[Page and application data records]
□ □ □ □ □

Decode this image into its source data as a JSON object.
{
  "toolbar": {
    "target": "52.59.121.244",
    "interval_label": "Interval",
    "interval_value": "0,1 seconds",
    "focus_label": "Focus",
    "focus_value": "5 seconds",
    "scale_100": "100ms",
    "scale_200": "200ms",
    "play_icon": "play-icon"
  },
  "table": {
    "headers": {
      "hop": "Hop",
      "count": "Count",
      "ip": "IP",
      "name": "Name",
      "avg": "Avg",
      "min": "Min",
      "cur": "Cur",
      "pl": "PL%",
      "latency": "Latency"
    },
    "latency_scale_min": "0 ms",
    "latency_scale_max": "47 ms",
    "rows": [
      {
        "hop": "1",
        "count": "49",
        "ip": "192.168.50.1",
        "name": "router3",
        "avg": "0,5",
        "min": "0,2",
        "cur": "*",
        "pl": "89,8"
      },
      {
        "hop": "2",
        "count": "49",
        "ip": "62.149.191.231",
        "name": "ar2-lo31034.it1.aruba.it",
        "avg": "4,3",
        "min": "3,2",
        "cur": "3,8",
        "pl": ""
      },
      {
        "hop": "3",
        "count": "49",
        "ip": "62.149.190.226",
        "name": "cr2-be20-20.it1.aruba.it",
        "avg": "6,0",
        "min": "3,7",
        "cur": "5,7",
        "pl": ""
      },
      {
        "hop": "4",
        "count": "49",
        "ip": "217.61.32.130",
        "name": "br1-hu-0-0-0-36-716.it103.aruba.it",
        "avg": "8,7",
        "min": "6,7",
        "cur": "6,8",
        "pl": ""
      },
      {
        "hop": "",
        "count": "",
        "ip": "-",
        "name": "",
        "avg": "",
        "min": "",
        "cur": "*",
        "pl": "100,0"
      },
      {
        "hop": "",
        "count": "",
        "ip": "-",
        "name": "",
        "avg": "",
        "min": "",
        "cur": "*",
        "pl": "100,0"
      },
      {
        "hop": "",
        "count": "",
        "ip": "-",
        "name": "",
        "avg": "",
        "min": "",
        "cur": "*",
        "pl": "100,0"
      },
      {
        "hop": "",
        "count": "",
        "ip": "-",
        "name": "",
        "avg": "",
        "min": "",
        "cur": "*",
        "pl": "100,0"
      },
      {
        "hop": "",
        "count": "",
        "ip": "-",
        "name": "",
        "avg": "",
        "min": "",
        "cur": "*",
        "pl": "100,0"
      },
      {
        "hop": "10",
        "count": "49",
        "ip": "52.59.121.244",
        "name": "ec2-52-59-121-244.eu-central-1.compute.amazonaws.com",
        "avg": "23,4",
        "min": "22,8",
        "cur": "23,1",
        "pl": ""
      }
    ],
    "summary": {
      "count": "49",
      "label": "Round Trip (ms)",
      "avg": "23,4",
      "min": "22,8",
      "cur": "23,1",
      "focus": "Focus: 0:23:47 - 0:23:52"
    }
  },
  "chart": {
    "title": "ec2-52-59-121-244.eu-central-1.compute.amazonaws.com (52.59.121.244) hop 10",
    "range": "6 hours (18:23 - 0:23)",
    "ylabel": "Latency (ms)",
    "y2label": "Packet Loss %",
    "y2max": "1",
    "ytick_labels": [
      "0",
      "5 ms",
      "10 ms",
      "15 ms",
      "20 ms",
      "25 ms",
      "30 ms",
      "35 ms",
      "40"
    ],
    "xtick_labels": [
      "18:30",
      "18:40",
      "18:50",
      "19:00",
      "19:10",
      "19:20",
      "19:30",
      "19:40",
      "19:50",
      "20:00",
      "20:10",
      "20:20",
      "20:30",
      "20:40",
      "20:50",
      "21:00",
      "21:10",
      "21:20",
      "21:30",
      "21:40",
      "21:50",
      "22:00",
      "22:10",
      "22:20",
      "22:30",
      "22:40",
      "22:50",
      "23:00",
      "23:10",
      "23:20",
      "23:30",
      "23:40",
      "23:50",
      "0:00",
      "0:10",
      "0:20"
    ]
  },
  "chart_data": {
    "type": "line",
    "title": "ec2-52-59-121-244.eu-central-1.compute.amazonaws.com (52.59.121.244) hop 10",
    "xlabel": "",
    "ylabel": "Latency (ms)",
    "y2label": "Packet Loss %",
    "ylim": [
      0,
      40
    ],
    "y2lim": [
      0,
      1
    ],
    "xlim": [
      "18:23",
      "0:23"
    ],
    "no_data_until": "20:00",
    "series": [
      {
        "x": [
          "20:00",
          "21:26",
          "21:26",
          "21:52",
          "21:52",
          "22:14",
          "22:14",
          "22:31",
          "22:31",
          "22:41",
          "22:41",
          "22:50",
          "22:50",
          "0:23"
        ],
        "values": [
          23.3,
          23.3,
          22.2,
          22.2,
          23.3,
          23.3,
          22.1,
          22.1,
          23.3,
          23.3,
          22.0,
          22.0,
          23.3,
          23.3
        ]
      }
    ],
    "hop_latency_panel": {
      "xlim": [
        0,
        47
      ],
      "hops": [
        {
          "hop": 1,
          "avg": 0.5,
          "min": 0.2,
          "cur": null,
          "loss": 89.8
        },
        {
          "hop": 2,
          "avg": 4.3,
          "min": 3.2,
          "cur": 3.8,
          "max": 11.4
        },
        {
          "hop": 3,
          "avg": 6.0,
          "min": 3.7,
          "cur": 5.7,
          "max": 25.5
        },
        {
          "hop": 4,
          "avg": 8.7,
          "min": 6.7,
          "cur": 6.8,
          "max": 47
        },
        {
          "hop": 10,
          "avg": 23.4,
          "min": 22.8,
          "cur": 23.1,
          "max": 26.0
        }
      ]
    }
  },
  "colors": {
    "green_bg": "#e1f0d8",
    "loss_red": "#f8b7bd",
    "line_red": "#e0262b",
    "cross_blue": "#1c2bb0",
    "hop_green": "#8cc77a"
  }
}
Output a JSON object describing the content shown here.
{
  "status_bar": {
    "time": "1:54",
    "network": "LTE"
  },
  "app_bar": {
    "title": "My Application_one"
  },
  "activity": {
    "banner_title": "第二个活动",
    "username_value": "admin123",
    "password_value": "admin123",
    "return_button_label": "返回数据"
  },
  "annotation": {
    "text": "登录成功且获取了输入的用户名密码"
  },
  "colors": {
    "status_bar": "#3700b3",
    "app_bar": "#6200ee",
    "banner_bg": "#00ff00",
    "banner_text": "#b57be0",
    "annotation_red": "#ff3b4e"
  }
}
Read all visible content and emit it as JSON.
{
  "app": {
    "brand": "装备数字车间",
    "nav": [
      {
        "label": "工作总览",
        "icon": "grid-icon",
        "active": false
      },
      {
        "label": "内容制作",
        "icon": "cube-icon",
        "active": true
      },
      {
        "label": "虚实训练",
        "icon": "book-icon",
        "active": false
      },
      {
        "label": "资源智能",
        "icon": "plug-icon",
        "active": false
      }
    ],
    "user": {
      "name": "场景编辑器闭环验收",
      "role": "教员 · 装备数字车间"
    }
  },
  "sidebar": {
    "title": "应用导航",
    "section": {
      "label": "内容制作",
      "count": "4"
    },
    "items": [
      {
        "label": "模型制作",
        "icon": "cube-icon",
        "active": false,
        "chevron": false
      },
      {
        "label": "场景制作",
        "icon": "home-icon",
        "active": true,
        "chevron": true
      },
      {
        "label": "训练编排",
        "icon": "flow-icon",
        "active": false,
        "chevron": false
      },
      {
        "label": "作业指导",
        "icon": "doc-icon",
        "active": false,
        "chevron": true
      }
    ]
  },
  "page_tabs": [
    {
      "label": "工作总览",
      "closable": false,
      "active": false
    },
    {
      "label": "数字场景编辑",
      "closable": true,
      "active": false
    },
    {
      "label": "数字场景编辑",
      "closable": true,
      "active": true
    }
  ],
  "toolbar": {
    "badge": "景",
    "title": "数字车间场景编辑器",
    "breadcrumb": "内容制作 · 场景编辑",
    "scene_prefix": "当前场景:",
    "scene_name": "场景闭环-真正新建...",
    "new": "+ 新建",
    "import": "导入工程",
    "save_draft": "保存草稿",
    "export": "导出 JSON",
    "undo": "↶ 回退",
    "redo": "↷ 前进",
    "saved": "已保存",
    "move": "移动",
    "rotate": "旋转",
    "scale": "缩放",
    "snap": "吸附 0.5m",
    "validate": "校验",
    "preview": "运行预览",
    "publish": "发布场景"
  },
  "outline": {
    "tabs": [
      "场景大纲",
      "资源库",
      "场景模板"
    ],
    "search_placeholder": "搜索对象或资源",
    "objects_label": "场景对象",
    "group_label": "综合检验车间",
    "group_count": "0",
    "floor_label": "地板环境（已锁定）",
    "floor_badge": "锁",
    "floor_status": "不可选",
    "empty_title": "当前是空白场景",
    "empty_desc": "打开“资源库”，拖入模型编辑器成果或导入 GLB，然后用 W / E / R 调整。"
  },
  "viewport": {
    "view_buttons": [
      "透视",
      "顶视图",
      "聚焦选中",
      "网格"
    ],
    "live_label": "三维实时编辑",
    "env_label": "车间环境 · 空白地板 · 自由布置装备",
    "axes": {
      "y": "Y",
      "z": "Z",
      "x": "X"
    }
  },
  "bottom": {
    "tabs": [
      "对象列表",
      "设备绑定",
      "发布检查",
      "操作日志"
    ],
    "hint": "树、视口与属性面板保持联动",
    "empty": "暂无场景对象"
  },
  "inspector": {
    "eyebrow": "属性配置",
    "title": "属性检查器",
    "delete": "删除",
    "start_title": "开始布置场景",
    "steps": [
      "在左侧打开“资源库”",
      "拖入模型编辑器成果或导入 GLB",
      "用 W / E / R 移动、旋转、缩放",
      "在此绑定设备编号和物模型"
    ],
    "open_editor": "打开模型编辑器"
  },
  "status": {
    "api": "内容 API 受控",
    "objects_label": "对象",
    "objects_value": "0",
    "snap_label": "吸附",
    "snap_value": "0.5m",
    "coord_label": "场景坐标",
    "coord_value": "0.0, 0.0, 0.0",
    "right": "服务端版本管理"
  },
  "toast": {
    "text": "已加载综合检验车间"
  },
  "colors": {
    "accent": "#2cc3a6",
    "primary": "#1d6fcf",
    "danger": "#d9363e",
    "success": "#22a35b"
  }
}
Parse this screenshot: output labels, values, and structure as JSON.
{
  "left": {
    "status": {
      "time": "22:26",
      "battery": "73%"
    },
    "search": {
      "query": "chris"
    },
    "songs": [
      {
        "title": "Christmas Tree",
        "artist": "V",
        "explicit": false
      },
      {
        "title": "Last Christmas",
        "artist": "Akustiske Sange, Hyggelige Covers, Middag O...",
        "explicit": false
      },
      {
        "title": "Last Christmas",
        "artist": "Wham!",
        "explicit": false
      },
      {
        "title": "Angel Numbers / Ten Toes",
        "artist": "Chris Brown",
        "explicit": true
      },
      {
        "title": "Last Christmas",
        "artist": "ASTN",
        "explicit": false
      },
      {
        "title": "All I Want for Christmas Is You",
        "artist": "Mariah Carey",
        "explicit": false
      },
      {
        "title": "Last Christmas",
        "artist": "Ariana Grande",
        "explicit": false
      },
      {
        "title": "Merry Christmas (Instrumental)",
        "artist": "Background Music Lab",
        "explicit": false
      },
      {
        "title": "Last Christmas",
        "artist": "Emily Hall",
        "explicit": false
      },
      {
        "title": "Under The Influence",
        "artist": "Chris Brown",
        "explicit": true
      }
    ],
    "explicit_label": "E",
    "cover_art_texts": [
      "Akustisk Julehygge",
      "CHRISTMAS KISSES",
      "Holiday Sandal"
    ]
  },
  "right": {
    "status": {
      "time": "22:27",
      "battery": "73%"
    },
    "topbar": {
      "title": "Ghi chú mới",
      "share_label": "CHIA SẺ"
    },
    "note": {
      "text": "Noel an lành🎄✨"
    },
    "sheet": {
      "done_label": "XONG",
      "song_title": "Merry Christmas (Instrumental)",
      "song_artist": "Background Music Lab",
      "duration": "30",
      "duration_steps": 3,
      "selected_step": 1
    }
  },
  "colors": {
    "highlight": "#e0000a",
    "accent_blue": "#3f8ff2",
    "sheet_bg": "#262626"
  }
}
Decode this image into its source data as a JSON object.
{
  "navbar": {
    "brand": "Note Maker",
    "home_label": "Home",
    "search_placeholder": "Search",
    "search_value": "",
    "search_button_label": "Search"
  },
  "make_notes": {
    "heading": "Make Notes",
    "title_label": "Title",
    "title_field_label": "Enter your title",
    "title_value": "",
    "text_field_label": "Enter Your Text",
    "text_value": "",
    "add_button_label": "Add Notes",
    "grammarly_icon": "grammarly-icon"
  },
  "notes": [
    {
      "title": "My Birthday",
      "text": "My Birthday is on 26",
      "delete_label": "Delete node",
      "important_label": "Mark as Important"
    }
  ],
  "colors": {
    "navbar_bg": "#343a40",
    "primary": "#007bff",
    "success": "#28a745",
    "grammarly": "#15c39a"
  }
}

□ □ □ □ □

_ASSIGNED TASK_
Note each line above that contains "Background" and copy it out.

_SOLUTION TO THE PROBLEM_
        "artist": "Background Music Lab",
      "song_artist": "Background Music Lab",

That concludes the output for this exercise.